Why are Danish people the happiest people on Earth? It could be their DNA.
Denmark has consistently topped polls measuring people's happiness year after year. And according to research from the University of Warwick, genetics could be the reason behind the country's high level of happiness.
Researchers gathered data on 131 countries through several international surveys, including the Gallup World Poll, World Value Survey and the European Quality of Life Surveys. The researchers then linked their data to cross-national data on genetic distance and well-being.
"The results were surprising. We found that the greater a nation's genetic distance from Denmark, the lower the reported well-being of that nation," said Eugenio Proto, one of the researchers, in a news release.
Their research adjusted for many other factors that could influence a country's happiness, including Gross Domestic Product, culture, religion and the strength of the welfare state.
But how happy is Denmark compared with other nations? In last year's World Happiness Report done by the United Nations, Denmark was ranked the happiest nation on Earth with an average life satisfaction score of 7.69 out of 10. Next in line were four other northern European countries, Norway, the Netherlands, Switzerland and Sweden. Denmark has also been first in the European Commission's "Eurobarometer" table of citizen well-being every year since 1973, according to The Daily Mail.

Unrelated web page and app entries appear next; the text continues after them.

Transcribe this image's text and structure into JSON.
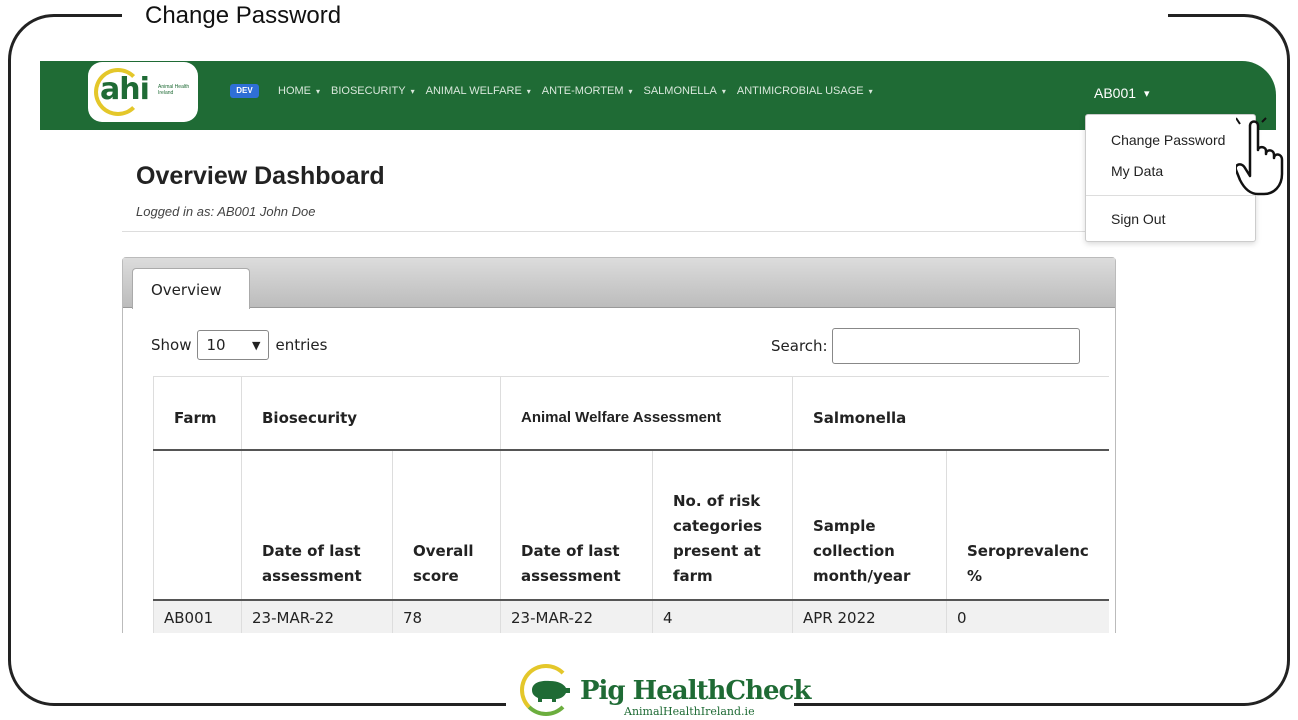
{
  "frame_title": "Change Password",
  "navbar": {
    "logo_text": "ahi",
    "logo_small": "Animal Health Ireland",
    "env_badge": "DEV",
    "items": [
      {
        "label": "HOME"
      },
      {
        "label": "BIOSECURITY"
      },
      {
        "label": "ANIMAL WELFARE"
      },
      {
        "label": "ANTE-MORTEM"
      },
      {
        "label": "SALMONELLA"
      },
      {
        "label": "ANTIMICROBIAL USAGE"
      }
    ],
    "user": "AB001",
    "caret": "▾",
    "bg_color": "#1f6b35"
  },
  "dropdown": {
    "items": [
      "Change Password",
      "My Data",
      "Sign Out"
    ]
  },
  "page": {
    "title": "Overview Dashboard",
    "logged_in": "Logged in as: AB001 John Doe"
  },
  "panel": {
    "tab": "Overview",
    "show_label": "Show",
    "entries_value": "10",
    "entries_label": "entries",
    "search_label": "Search:",
    "search_value": ""
  },
  "table": {
    "group_headers": [
      "Farm",
      "Biosecurity",
      "Animal Welfare Assessment",
      "Salmonella"
    ],
    "sub_headers": [
      "",
      "Date of last assessment",
      "Overall score",
      "Date of last assessment",
      "No. of risk categories present at farm",
      "Sample collection month/year",
      "Seroprevalenc %"
    ],
    "rows": [
      [
        "AB001",
        "23-MAR-22",
        "78",
        "23-MAR-22",
        "4",
        "APR 2022",
        "0"
      ]
    ]
  },
  "footer_logo": {
    "title": "Pig HealthCheck",
    "subtitle": "AnimalHealthIreland.ie"
  }
}
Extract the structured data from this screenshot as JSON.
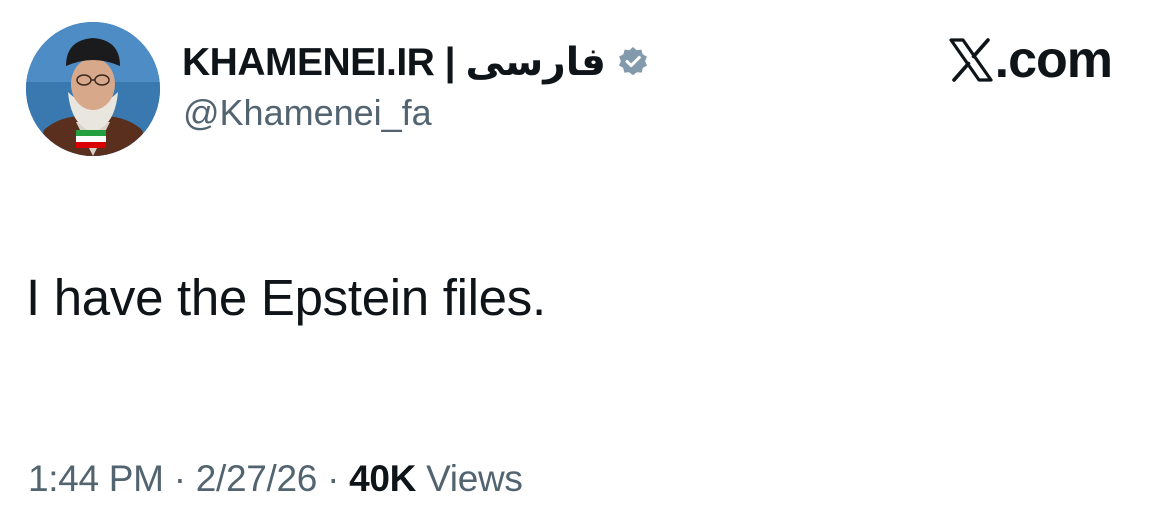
{
  "author": {
    "display_name": "KHAMENEI.IR | فارسی",
    "handle": "@Khamenei_fa",
    "verified_badge_icon": "verified-badge-icon",
    "avatar_icon": "avatar"
  },
  "brand": {
    "logo_icon": "x-logo-icon",
    "text": ".com"
  },
  "tweet": {
    "text": "I have the Epstein files."
  },
  "meta": {
    "time": "1:44 PM",
    "separator": "·",
    "date": "2/27/26",
    "views_count": "40K",
    "views_label": "Views"
  },
  "colors": {
    "primary_text": "#0f1419",
    "secondary_text": "#536471",
    "badge": "#829aab"
  }
}
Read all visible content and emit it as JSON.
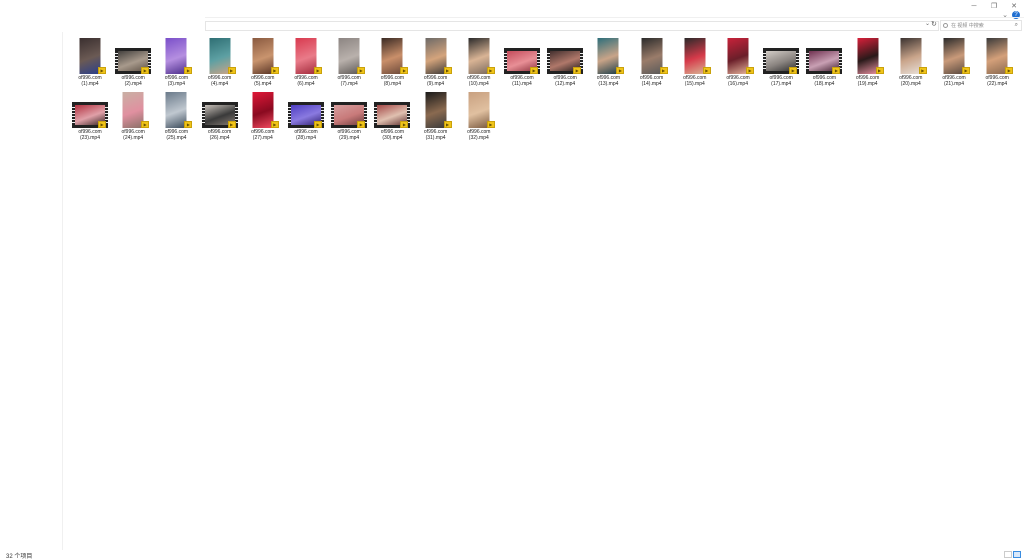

The team also analyzed existing research that suggests that long and short variants of a certain gene, known as 5-HTTLPR, are associated with varying probabilities of clinical depression. The longer variant of the gene is associated with higher life satisfaction. The scientists found that among the 30 nations in the study, Denmark and the Netherlands had the highest percentage of people with the long variant of the gene.
But does the link between genetics and happiness hold up across continents and generations? It seems so. After cross-referencing with data on American well-being, the researchers found that there is an unexplained positive correlation between the overall happiness of a nation and the observed happiness of Americans whose ancestors hail from that nation.
These genetic patterns could one day be integral in measuring a country's prosperity. "Countries are gradually giving up the goal of high GDP and trying to find a better measure of human well-being. Science will help us to do that," Andrew Oswald, one of the researchers on the team, told Medical News Today. "I reckon that over the next few decades we will see biomarker measures come to be used in a systematic way."
The working paper can be found online here (PDF).